- [Problem to solve]
Copy out all lines bearing the word "John" from the listing below.

- [Supplied records]
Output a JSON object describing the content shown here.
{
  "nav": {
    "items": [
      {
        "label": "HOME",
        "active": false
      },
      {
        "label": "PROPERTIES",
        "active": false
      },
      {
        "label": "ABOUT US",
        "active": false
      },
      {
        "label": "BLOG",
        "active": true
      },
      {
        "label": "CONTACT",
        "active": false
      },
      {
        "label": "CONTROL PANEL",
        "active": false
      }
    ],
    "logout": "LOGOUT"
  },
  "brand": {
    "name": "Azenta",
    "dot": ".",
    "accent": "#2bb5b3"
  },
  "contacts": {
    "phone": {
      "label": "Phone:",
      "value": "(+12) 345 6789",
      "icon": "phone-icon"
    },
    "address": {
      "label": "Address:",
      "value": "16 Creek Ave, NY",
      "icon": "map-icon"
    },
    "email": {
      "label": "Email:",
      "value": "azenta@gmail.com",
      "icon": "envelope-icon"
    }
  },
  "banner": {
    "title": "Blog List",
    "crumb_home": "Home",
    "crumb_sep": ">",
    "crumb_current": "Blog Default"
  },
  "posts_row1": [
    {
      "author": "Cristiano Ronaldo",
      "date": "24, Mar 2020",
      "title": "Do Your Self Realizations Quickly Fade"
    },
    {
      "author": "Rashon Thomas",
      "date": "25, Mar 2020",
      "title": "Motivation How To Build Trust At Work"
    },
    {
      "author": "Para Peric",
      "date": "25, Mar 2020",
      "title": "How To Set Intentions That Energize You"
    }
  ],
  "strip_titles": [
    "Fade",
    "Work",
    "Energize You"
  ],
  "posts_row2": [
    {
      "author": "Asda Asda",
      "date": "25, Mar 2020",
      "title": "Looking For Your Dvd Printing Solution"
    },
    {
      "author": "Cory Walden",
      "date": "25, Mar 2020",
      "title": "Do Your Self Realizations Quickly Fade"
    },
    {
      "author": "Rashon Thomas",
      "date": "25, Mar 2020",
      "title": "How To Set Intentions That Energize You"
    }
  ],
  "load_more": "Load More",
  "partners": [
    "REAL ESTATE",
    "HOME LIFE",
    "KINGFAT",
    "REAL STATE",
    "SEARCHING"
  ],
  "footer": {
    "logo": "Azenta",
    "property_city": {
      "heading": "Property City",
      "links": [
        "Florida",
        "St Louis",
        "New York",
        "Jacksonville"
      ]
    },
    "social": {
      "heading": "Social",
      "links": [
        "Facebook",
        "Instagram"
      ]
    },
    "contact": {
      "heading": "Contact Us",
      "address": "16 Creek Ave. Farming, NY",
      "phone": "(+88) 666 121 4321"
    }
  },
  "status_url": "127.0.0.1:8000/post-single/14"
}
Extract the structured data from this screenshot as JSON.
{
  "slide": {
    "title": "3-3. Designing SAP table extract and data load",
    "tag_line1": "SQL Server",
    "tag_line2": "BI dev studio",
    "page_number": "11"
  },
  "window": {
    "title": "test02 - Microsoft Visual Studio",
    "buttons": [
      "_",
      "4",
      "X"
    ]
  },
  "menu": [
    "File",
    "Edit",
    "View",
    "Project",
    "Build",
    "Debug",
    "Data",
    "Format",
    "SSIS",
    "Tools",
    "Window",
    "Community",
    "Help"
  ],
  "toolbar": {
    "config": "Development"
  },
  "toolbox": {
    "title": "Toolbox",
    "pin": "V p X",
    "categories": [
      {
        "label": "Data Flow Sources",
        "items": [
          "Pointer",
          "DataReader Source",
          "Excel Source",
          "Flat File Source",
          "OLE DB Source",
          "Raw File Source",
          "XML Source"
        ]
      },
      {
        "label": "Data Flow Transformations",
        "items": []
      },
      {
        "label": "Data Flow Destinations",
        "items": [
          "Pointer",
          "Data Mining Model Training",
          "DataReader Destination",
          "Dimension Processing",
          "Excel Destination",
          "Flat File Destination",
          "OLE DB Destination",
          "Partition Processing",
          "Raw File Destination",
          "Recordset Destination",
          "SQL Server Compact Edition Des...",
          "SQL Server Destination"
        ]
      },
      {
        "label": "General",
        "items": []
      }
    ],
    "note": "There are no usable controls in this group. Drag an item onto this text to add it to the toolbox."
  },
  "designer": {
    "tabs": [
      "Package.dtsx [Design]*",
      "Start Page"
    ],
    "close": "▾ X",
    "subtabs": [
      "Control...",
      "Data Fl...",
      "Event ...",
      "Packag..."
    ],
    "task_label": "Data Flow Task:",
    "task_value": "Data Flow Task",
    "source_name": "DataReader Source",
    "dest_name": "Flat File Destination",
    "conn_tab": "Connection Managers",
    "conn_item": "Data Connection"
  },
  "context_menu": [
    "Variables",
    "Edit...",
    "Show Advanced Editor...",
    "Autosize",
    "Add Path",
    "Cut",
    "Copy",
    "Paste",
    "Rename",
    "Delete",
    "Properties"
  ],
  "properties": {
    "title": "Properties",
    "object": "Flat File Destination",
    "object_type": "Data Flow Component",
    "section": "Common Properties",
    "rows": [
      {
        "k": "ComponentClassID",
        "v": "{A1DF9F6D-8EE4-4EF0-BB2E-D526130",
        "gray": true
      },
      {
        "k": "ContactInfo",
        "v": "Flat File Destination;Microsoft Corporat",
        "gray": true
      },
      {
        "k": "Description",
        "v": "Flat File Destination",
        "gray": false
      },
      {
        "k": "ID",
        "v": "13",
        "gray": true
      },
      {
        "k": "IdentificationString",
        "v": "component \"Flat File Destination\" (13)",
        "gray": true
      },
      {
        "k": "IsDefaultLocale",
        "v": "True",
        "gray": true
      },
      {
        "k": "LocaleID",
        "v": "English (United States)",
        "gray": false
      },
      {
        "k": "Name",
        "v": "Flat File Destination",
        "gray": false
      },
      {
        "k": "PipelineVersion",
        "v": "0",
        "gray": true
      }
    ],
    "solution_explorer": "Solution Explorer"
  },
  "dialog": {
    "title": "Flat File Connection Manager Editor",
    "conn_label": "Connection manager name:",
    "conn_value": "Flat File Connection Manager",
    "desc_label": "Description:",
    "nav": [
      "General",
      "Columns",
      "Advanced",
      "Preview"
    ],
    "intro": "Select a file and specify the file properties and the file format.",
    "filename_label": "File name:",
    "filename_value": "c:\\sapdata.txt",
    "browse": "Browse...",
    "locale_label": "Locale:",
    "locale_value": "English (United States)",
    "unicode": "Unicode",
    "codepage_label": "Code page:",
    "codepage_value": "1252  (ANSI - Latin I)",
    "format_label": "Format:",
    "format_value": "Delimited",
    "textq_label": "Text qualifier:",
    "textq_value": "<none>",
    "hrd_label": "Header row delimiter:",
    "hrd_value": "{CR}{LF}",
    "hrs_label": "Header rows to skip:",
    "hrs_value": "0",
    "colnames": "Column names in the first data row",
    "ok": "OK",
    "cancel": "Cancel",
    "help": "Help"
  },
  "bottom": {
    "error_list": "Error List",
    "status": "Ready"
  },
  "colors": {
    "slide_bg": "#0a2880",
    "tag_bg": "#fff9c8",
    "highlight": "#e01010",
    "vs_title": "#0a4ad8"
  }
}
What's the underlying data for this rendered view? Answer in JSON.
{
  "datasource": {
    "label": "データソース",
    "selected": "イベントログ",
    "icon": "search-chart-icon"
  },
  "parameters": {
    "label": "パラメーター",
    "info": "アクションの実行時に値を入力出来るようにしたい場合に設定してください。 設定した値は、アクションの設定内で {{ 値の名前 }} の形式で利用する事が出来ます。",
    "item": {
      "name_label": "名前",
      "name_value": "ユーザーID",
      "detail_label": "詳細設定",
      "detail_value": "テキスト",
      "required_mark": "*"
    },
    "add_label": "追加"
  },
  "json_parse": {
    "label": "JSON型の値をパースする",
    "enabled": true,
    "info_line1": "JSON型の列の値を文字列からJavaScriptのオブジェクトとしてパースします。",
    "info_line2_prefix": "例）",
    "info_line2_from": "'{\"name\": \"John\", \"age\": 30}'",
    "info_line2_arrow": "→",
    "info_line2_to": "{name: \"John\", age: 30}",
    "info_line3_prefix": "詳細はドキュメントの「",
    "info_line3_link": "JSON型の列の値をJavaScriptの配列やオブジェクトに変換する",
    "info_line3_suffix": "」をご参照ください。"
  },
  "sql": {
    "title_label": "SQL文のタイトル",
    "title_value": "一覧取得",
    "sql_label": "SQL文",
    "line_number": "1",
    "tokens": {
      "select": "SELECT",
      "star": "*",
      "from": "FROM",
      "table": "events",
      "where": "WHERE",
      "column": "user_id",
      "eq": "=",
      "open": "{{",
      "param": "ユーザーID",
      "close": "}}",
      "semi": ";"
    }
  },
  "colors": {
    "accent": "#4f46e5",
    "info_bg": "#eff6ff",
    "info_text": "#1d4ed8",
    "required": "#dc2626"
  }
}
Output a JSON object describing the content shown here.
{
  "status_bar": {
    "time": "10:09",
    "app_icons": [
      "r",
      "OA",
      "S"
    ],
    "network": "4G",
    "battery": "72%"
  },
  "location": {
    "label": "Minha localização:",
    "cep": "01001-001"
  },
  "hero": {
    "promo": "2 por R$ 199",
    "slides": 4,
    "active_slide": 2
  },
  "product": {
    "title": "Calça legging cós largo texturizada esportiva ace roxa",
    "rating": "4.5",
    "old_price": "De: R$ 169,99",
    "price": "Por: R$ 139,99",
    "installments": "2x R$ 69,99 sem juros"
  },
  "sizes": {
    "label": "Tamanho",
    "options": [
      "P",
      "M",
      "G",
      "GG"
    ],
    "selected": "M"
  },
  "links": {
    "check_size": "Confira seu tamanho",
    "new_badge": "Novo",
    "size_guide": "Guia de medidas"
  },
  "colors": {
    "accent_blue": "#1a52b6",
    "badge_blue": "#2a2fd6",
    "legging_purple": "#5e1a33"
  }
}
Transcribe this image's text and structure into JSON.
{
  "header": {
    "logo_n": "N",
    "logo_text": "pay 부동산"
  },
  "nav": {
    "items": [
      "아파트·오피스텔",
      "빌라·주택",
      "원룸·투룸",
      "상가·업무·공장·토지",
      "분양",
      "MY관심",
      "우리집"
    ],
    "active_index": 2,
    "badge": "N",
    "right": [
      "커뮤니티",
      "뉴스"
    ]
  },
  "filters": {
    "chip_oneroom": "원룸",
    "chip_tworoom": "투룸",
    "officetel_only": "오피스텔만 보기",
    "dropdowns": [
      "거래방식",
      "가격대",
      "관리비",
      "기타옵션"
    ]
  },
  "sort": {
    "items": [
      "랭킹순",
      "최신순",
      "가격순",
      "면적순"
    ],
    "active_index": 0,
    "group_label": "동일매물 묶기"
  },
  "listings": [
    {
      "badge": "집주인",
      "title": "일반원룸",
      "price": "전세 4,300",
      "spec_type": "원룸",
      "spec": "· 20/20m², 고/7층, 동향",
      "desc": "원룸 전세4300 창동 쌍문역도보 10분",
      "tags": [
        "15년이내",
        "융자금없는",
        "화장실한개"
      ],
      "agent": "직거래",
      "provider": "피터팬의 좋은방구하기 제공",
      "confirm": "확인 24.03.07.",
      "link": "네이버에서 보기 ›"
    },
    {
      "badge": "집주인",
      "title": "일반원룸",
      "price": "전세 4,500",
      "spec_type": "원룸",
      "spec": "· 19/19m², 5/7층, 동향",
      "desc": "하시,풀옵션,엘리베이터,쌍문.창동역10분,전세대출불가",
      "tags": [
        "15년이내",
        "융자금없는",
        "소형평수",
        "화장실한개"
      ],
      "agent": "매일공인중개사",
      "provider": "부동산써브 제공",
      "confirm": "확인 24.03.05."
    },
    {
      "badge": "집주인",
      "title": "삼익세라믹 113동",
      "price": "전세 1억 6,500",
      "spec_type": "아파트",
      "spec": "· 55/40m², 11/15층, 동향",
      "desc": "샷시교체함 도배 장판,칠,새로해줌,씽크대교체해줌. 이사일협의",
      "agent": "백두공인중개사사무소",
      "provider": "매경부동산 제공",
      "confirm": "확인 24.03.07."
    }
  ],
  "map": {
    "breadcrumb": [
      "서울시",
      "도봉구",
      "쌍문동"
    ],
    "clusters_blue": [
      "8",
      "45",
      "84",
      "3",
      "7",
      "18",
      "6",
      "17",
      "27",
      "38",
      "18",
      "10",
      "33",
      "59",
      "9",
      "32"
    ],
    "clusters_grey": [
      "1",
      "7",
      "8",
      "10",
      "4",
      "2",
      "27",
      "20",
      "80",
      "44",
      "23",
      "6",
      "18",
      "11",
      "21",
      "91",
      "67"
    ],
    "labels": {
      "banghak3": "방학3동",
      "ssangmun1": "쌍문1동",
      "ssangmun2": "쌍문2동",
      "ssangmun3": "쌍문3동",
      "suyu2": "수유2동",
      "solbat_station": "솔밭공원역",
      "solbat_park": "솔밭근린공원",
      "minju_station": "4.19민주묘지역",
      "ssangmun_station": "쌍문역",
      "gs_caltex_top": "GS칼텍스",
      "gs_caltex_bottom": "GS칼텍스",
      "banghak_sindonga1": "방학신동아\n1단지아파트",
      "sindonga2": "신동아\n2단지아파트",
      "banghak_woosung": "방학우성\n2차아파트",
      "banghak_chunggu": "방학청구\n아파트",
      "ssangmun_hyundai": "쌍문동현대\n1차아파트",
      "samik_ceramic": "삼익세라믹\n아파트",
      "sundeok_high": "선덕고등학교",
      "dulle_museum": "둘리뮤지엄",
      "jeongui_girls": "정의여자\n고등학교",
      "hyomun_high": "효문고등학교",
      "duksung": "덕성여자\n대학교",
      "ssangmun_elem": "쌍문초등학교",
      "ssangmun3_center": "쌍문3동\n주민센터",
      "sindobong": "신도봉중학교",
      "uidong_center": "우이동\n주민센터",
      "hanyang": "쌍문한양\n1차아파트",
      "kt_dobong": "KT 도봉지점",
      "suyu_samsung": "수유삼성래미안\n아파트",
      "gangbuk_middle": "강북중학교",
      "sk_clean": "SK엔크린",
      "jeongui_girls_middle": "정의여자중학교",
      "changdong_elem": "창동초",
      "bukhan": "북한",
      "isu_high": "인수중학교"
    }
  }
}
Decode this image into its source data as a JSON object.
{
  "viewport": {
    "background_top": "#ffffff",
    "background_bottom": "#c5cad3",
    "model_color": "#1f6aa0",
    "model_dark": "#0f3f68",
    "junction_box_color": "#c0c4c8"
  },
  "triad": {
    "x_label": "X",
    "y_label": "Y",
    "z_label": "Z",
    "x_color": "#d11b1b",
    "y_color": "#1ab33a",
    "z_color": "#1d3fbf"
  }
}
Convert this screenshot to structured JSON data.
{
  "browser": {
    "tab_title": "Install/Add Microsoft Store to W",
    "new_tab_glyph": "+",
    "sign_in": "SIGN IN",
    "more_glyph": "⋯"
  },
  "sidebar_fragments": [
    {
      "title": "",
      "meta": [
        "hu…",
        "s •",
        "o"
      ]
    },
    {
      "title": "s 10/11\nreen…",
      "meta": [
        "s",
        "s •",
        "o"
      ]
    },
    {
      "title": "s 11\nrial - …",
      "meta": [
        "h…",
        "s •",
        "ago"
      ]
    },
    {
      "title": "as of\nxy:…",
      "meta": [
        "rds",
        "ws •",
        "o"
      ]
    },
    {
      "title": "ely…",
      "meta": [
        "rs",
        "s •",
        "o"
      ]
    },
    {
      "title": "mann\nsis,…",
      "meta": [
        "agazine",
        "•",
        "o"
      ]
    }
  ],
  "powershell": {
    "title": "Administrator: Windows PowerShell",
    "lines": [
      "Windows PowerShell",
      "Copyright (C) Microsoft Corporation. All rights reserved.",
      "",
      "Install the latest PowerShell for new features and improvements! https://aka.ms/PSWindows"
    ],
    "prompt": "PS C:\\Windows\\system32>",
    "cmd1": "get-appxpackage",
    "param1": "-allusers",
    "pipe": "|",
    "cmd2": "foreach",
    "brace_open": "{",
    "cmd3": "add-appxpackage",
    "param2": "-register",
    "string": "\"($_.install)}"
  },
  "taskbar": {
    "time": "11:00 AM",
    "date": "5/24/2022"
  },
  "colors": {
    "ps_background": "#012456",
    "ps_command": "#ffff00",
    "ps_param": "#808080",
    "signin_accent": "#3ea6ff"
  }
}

- [Answer box]
    "info_line2_from": "'{\"name\": \"John\", \"age\": 30}'",
    "info_line2_to": "{name: \"John\", age: 30}",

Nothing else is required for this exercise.